Let me not name it- -] The abruptness of this soliloquy makes it obscure. The meaning, I think, is this: “ I am here (says Othello in his mind) overwhelmed with horror. What is the reason of this perturbation? Is it want of resolution to do justice? Is it the dread of shedding blood ? No; it is not the action that shocks me, but it is the cause, it is the cause, my soul ; let me not name it to you, ye chaste stars! it is the
Othello, full of horror at the cruel action which he is about to perpetrate, seems at this instant to be seeking his justification, from representing to himself the cause, i. e: the greatness of the provocation he had received.
Yet she must die, else she'll betray more men.) This is the second attempt of Othello to justify what he has undertaken. First, he says, It is the cause; i.e. his own cause; now he is willing to suppose himself the preventer to succeeding mischief to others,
STEVENS. 146. Put out the light, and then-Put out the light!] So it should be printed. The meaning is, I will put out the light, and then proceed to the execution of my purpose. But the expression of putting out the light, bringing to mind the effects of the extinction of the light of life, he breaks short, and questions himself about the effects of this metaphorical extinction, introduced by a repetition of his first words, as much as to say, but hold, let me first weigh the reflections which this expression so naturally excites.
WARBURTON, This has been considered as a very difficult line. Fielding makes Betterton and Booth dispute about it with the author himself in the other world. The punctua. tion recommended by Dr. Warburton, gives a spirit to it which I fear was not intended. It seems to have been only a play upon words. To put the light out was a phrase for to kill. In the Maid's tragedy, Melantius says,
'Tis a justice, and a noble one,
FARMER. Put out the light. This phrase is twice used in Sidney's Arcadia for killing a lady, p. 460 and 470. edition 1633.
Again, in an unpublished play, called The Second Maiden's Tragedy, by George Chapman, licensed by Sir George Buc, October 31, 1611:
- soul of cunning!
The 149. put out thy light,] Thus the folio. quarto reads-put out thine.
STEEVENS. 150. Thou cunning'st pattern of excelling nature,] in Palmerin D'Oliva, 1988, p. 1 "those that be. held her esteemed her for the chiefest piece of workmanshippe that ever nature framed,"
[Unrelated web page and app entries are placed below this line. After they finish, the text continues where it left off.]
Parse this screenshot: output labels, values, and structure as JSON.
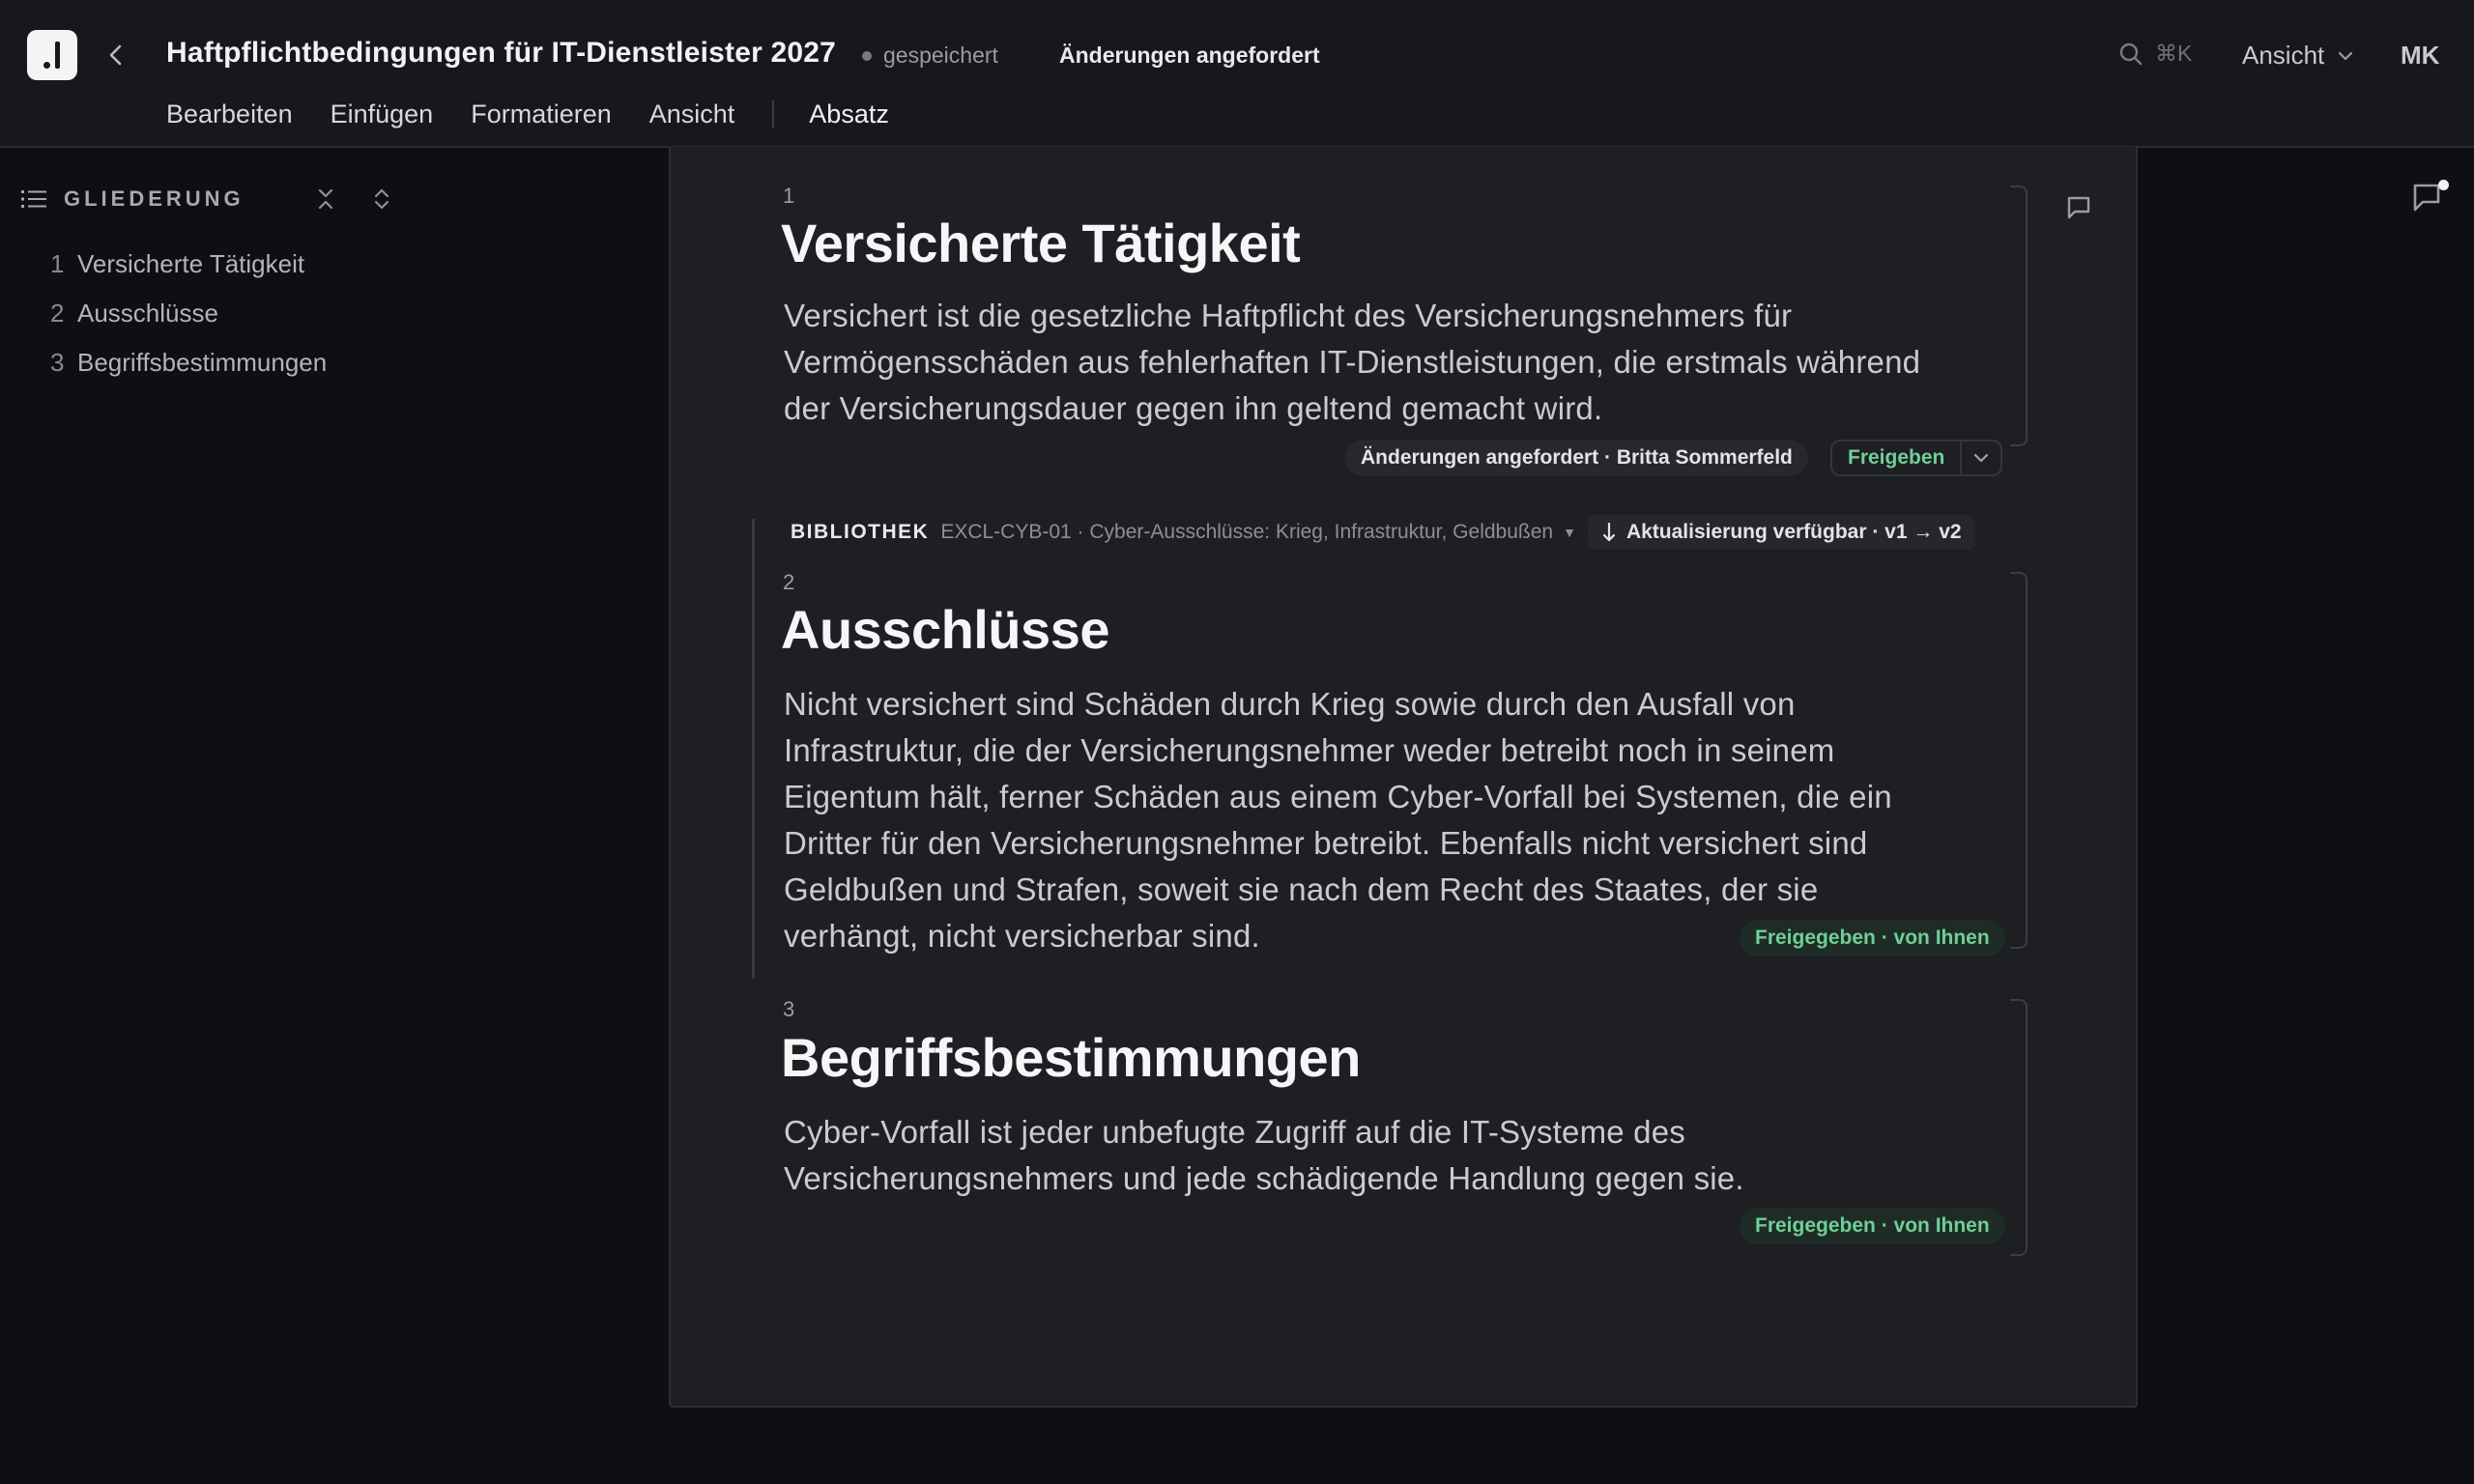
{
  "header": {
    "doc_title": "Haftpflichtbedingungen für IT-Dienstleister 2027",
    "save_status": "gespeichert",
    "review_status": "Änderungen angefordert",
    "search_shortcut": "⌘K",
    "view_label": "Ansicht",
    "user_initials": "MK"
  },
  "menu": {
    "items": [
      "Bearbeiten",
      "Einfügen",
      "Formatieren",
      "Ansicht"
    ],
    "style_label": "Absatz"
  },
  "outline": {
    "title": "GLIEDERUNG",
    "items": [
      {
        "num": "1",
        "label": "Versicherte Tätigkeit"
      },
      {
        "num": "2",
        "label": "Ausschlüsse"
      },
      {
        "num": "3",
        "label": "Begriffsbestimmungen"
      }
    ]
  },
  "sections": [
    {
      "num": "1",
      "title": "Versicherte Tätigkeit",
      "body": "Versichert ist die gesetzliche Haftpflicht des Versicherungsnehmers für Vermögensschäden aus fehlerhaften IT-Dienstleistungen, die erstmals während der Versicherungsdauer gegen ihn geltend gemacht wird.",
      "status": "Änderungen angefordert · Britta Sommerfeld",
      "action": "Freigeben"
    },
    {
      "num": "2",
      "title": "Ausschlüsse",
      "body": "Nicht versichert sind Schäden durch Krieg sowie durch den Ausfall von Infrastruktur, die der Versicherungsnehmer weder betreibt noch in seinem Eigentum hält, ferner Schäden aus einem Cyber-Vorfall bei Systemen, die ein Dritter für den Versicherungsnehmer betreibt. Ebenfalls nicht versichert sind Geldbußen und Strafen, soweit sie nach dem Recht des Staates, der sie verhängt, nicht versicherbar sind.",
      "status": "Freigegeben · von Ihnen"
    },
    {
      "num": "3",
      "title": "Begriffsbestimmungen",
      "body": "Cyber-Vorfall ist jeder unbefugte Zugriff auf die IT-Systeme des Versicherungsnehmers und jede schädigende Handlung gegen sie.",
      "status": "Freigegeben · von Ihnen"
    }
  ],
  "library": {
    "tag": "BIBLIOTHEK",
    "reference": "EXCL-CYB-01 · Cyber-Ausschlüsse: Krieg, Infrastruktur, Geldbußen",
    "update": "Aktualisierung verfügbar · v1 → v2"
  },
  "colors": {
    "background": "#0e0f12",
    "page": "#1d1f23",
    "approved_green": "#6fcf97"
  }
}
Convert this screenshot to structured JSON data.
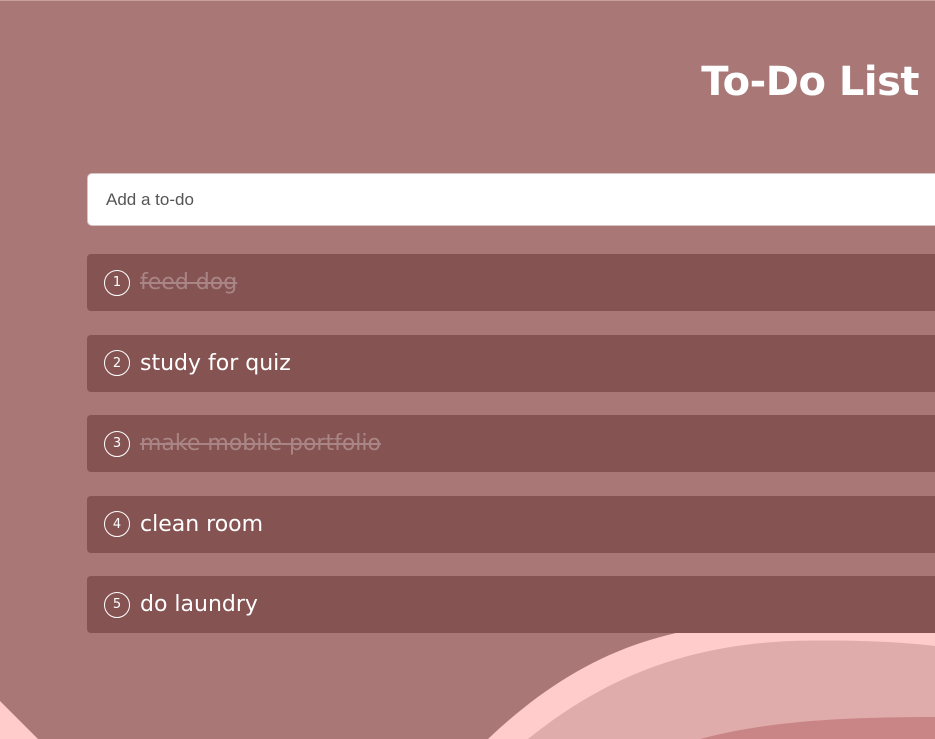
{
  "header": {
    "title": "To-Do List"
  },
  "input": {
    "placeholder": "Add a to-do",
    "value": ""
  },
  "todos": [
    {
      "number": "1",
      "text": "feed dog",
      "completed": true
    },
    {
      "number": "2",
      "text": "study for quiz",
      "completed": false
    },
    {
      "number": "3",
      "text": "make mobile portfolio",
      "completed": true
    },
    {
      "number": "4",
      "text": "clean room",
      "completed": false
    },
    {
      "number": "5",
      "text": "do laundry",
      "completed": false
    }
  ],
  "colors": {
    "background": "#a87776",
    "item_background": "#855352",
    "completed_text": "#a98685",
    "wave_light": "#ffcccb",
    "wave_mid": "#e0abab",
    "wave_dark": "#c98585"
  }
}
REED. 152. relumine.] The folio reads-relume. The first quarto-return : the second quartom-relumine.
STEEVENS. thy rose,] Thus the folio. The quarto reads,
the rose." Again, the quarto reads,
" I'll smell it on the tree." Steevens. The folio, " I'll smell thee on the tree." STEÉ V ens.
16. - This sorrow's heavenly;] This tenderness, with which I lament the punishment which justice compels me to inflict, is a holy passion.
I wish these two lines could be honestly ejected. It is the fate of Shakspere to counteract his own pathos.
JOHNSON. Perhaps the poet would not have retained both these images had he published the play himself, though in the hurry of composition he threw them both upon paper. The first seems adopted from the fabulous history of the crocodile, the second from a passage in the scripture.
STEEVENS 172. I would not kill thy soul.] Sir W. D'Avenant has borrowed this thought in his Albovine King of Lombardy, 1629 :
“ I am not fraught with devil's spleen; I would “ Not hurt thy soul.”
Steevens. 215. A murder, which I thought a sacrifice.] This line is difficult. Thou hast hardened my heart, and makest me kill thee with the rage of a murderer, when I thought to have sacrificed thee to justice with the calmness of a priest striking a victim.
It must not be omitted, that one of the elder quartos reads, thou dost stone thy heart; which I sus. pect to be genuine. The meaning then will be, thou forcest me to dismiss thee from the world in the state of the murdered without preparation for death, when I intended that thy punishment should have been a sacrifice atoning for thy crime.